Your mission is to rescue a bunch of scientists and the means is to defend your treble clef against notes that are advancing on the stave that runs across the screen. Different notes of varying timing values will make their way from the right of the screen towards your treble clef; you must destroy these notes by using your mouse to shoot the correct notes with the correct timings by using the virtual keyboard layout below. Eight notes require at LEAST a mouse click long enough to fill up the timing bar to the 8th-note level, whole notes require the mouse button to be pressed long enough to fill the power bar up to the whole note level, and so on. If you don't get enough power into your shot, then the notes will multiply and you'll be left with more to deal with.

This is yet another unique interface that proves the tower defense format is fertile soil for great ideas, and Mission to Magmanon is a challenging yet hugely addictive example of this sweet, sweet fertility.

Piano Bar

A more literal adaptation of the "piano game" format can be seen in Piano Bar, a game that merely requires you to play notes that appear on the screen which is taken up by a musical stave, a heart-shaped progress meter, and a depiction of the girl you are trying to seduce through brilliant piano playing just below the music. Various songs will play and music notes will slide across the staves. These notes have corresponding keyboard keys that allow you to play them, but this should only be done when each note passes between the red dotted lines on the left of the screen. Each accurate note you play in time rewards you with the heart meter filling up a little more which denotes victory when it is full.

The design of the game leaves a fair bit to be desired; it is a simply flash-based layout with a little creativity and not much else. The format is also a little lacklustre and predictable. It's still pretty entertaining however, but you may be better off looking at games such as Music Catch if you want to hear a bit of quality piano playing and actually be challenged to a bit of skills-based reaction gaming which goes a little beyond this games game's easy, normal, and free playing modes.

Virtual Keyboard

Virtual Keyboard is pretty much a game that does exactly what it says in the title: it provides you with a platform to tinker away on a few ivories using nothing but your computer keyboard to do so. There are no gameplay formats here, no high scores, no puzzles, or any other kind of goal-based incentives, just pure piano-playing purpose and a few demos/lessons to get you underway.

The design is basic and is limited just over an octave so you won't be playing any complex pieces. You've got demos which play through pieces such as the Mario, Kirby, and Zelda themes automatically, as well as the lesson mode which plays through them slowly to give you a chance to learn them. Virtual Keyboard is more of a casual note-playing experience that could aid someone in song-writing (Step Seq. is better for this purpose however) or just passing five minutes on a lazy afternoon. The keyboard overlay is also helpful in telling you which notes correspond to which keyboard keys as well.

Repeat the Melody

Another example of a title telling you almost everything that you need to know about a game, Repeat the Melody consists of a simple screen with a small section of piano on it. There appears to be no score or purpose to the game aside from the game simply playing notes and you having to repeat them by inputting the melody you think you heard and pressing the play button. You input the desired notes with the mouse and also use the mouse to press the various buttons like play, pause, or the 'next' button.

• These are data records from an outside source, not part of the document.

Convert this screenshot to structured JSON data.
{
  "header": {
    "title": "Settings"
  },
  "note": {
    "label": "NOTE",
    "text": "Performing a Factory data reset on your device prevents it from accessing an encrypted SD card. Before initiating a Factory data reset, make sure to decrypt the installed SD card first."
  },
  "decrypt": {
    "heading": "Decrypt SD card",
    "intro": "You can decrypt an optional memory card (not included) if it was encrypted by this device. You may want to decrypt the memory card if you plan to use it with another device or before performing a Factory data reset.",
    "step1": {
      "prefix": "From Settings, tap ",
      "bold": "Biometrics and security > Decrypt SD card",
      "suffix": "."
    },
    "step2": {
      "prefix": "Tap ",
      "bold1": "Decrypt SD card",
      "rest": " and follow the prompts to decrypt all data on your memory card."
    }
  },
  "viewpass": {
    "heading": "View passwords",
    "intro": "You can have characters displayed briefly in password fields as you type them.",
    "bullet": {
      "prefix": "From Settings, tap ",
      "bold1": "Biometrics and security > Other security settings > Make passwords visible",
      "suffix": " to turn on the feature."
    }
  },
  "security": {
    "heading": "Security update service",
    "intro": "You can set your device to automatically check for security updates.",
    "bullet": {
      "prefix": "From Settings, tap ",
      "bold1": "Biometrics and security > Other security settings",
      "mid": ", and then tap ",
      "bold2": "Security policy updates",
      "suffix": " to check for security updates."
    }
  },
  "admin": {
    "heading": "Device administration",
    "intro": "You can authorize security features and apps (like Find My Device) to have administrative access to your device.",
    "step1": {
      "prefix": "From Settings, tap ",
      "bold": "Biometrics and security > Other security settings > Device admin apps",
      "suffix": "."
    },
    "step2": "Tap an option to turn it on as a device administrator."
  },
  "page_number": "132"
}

Make no mistake about it, Repeat the Melody is a very simple game without much flash or polish. It's quite addictive however in the way that fellow repeat-after-me games like Simon Extreme are. The number of notes are limited however and this game isn't very powerful in terms of composition potential, so it's just a bit of Simon-says fun when it comes down to it, as opposed to truly useful music-making tools such as Apple's GarageBand.